'Even as I bring the clippers down towards the soft dome of my head, all I can think about is how badly I do not want to do this.
'I think of Josephine and how tiny she looked, swaddled in mounds of heavy, starched white sheets on her hospital bed. It is the only thing that keeps me from putting the clippers down. Josephine, who as a child, I felt I loved so fiercely that I wanted to squeezed her until her head popped clean off; who was like a life-sized doll to me and a pain in the bum all at once. Josephine, who I once dreamed had died in a fiery race-car crash, which woke me up screaming, only to remember that neither of us could drive.
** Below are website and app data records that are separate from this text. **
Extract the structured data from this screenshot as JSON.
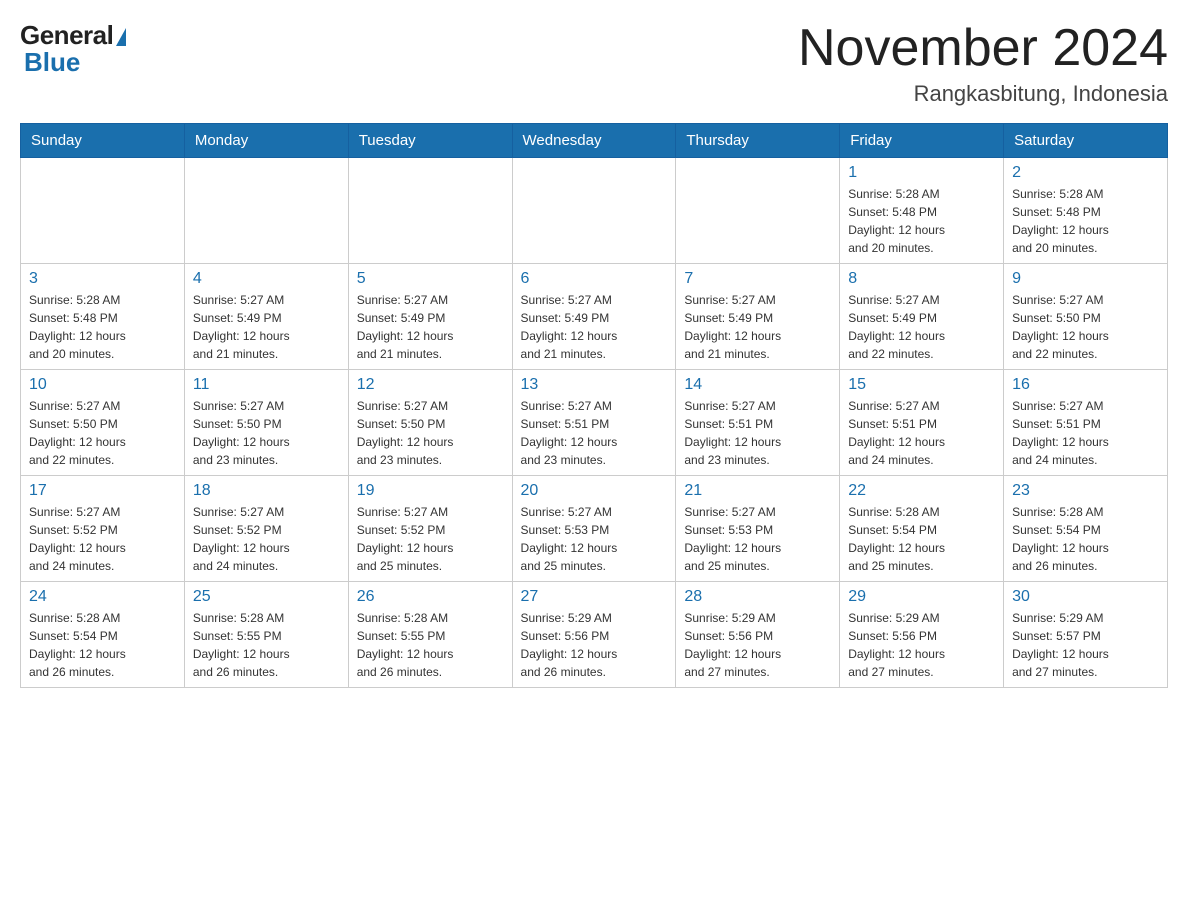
{
  "logo": {
    "general_text": "General",
    "blue_text": "Blue",
    "underline": "Blue"
  },
  "header": {
    "month_year": "November 2024",
    "location": "Rangkasbitung, Indonesia"
  },
  "weekdays": [
    "Sunday",
    "Monday",
    "Tuesday",
    "Wednesday",
    "Thursday",
    "Friday",
    "Saturday"
  ],
  "weeks": [
    [
      {
        "day": "",
        "info": ""
      },
      {
        "day": "",
        "info": ""
      },
      {
        "day": "",
        "info": ""
      },
      {
        "day": "",
        "info": ""
      },
      {
        "day": "",
        "info": ""
      },
      {
        "day": "1",
        "info": "Sunrise: 5:28 AM\nSunset: 5:48 PM\nDaylight: 12 hours\nand 20 minutes."
      },
      {
        "day": "2",
        "info": "Sunrise: 5:28 AM\nSunset: 5:48 PM\nDaylight: 12 hours\nand 20 minutes."
      }
    ],
    [
      {
        "day": "3",
        "info": "Sunrise: 5:28 AM\nSunset: 5:48 PM\nDaylight: 12 hours\nand 20 minutes."
      },
      {
        "day": "4",
        "info": "Sunrise: 5:27 AM\nSunset: 5:49 PM\nDaylight: 12 hours\nand 21 minutes."
      },
      {
        "day": "5",
        "info": "Sunrise: 5:27 AM\nSunset: 5:49 PM\nDaylight: 12 hours\nand 21 minutes."
      },
      {
        "day": "6",
        "info": "Sunrise: 5:27 AM\nSunset: 5:49 PM\nDaylight: 12 hours\nand 21 minutes."
      },
      {
        "day": "7",
        "info": "Sunrise: 5:27 AM\nSunset: 5:49 PM\nDaylight: 12 hours\nand 21 minutes."
      },
      {
        "day": "8",
        "info": "Sunrise: 5:27 AM\nSunset: 5:49 PM\nDaylight: 12 hours\nand 22 minutes."
      },
      {
        "day": "9",
        "info": "Sunrise: 5:27 AM\nSunset: 5:50 PM\nDaylight: 12 hours\nand 22 minutes."
      }
    ],
    [
      {
        "day": "10",
        "info": "Sunrise: 5:27 AM\nSunset: 5:50 PM\nDaylight: 12 hours\nand 22 minutes."
      },
      {
        "day": "11",
        "info": "Sunrise: 5:27 AM\nSunset: 5:50 PM\nDaylight: 12 hours\nand 23 minutes."
      },
      {
        "day": "12",
        "info": "Sunrise: 5:27 AM\nSunset: 5:50 PM\nDaylight: 12 hours\nand 23 minutes."
      },
      {
        "day": "13",
        "info": "Sunrise: 5:27 AM\nSunset: 5:51 PM\nDaylight: 12 hours\nand 23 minutes."
      },
      {
        "day": "14",
        "info": "Sunrise: 5:27 AM\nSunset: 5:51 PM\nDaylight: 12 hours\nand 23 minutes."
      },
      {
        "day": "15",
        "info": "Sunrise: 5:27 AM\nSunset: 5:51 PM\nDaylight: 12 hours\nand 24 minutes."
      },
      {
        "day": "16",
        "info": "Sunrise: 5:27 AM\nSunset: 5:51 PM\nDaylight: 12 hours\nand 24 minutes."
      }
    ],
    [
      {
        "day": "17",
        "info": "Sunrise: 5:27 AM\nSunset: 5:52 PM\nDaylight: 12 hours\nand 24 minutes."
      },
      {
        "day": "18",
        "info": "Sunrise: 5:27 AM\nSunset: 5:52 PM\nDaylight: 12 hours\nand 24 minutes."
      },
      {
        "day": "19",
        "info": "Sunrise: 5:27 AM\nSunset: 5:52 PM\nDaylight: 12 hours\nand 25 minutes."
      },
      {
        "day": "20",
        "info": "Sunrise: 5:27 AM\nSunset: 5:53 PM\nDaylight: 12 hours\nand 25 minutes."
      },
      {
        "day": "21",
        "info": "Sunrise: 5:27 AM\nSunset: 5:53 PM\nDaylight: 12 hours\nand 25 minutes."
      },
      {
        "day": "22",
        "info": "Sunrise: 5:28 AM\nSunset: 5:54 PM\nDaylight: 12 hours\nand 25 minutes."
      },
      {
        "day": "23",
        "info": "Sunrise: 5:28 AM\nSunset: 5:54 PM\nDaylight: 12 hours\nand 26 minutes."
      }
    ],
    [
      {
        "day": "24",
        "info": "Sunrise: 5:28 AM\nSunset: 5:54 PM\nDaylight: 12 hours\nand 26 minutes."
      },
      {
        "day": "25",
        "info": "Sunrise: 5:28 AM\nSunset: 5:55 PM\nDaylight: 12 hours\nand 26 minutes."
      },
      {
        "day": "26",
        "info": "Sunrise: 5:28 AM\nSunset: 5:55 PM\nDaylight: 12 hours\nand 26 minutes."
      },
      {
        "day": "27",
        "info": "Sunrise: 5:29 AM\nSunset: 5:56 PM\nDaylight: 12 hours\nand 26 minutes."
      },
      {
        "day": "28",
        "info": "Sunrise: 5:29 AM\nSunset: 5:56 PM\nDaylight: 12 hours\nand 27 minutes."
      },
      {
        "day": "29",
        "info": "Sunrise: 5:29 AM\nSunset: 5:56 PM\nDaylight: 12 hours\nand 27 minutes."
      },
      {
        "day": "30",
        "info": "Sunrise: 5:29 AM\nSunset: 5:57 PM\nDaylight: 12 hours\nand 27 minutes."
      }
    ]
  ]
}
My tiny, perfect sister, lying bald and infant-like in a bed that was far too big for her, pinned to the spot with the pain of movement like one of Nabokov;s butterflies in a frame.' (Introduction)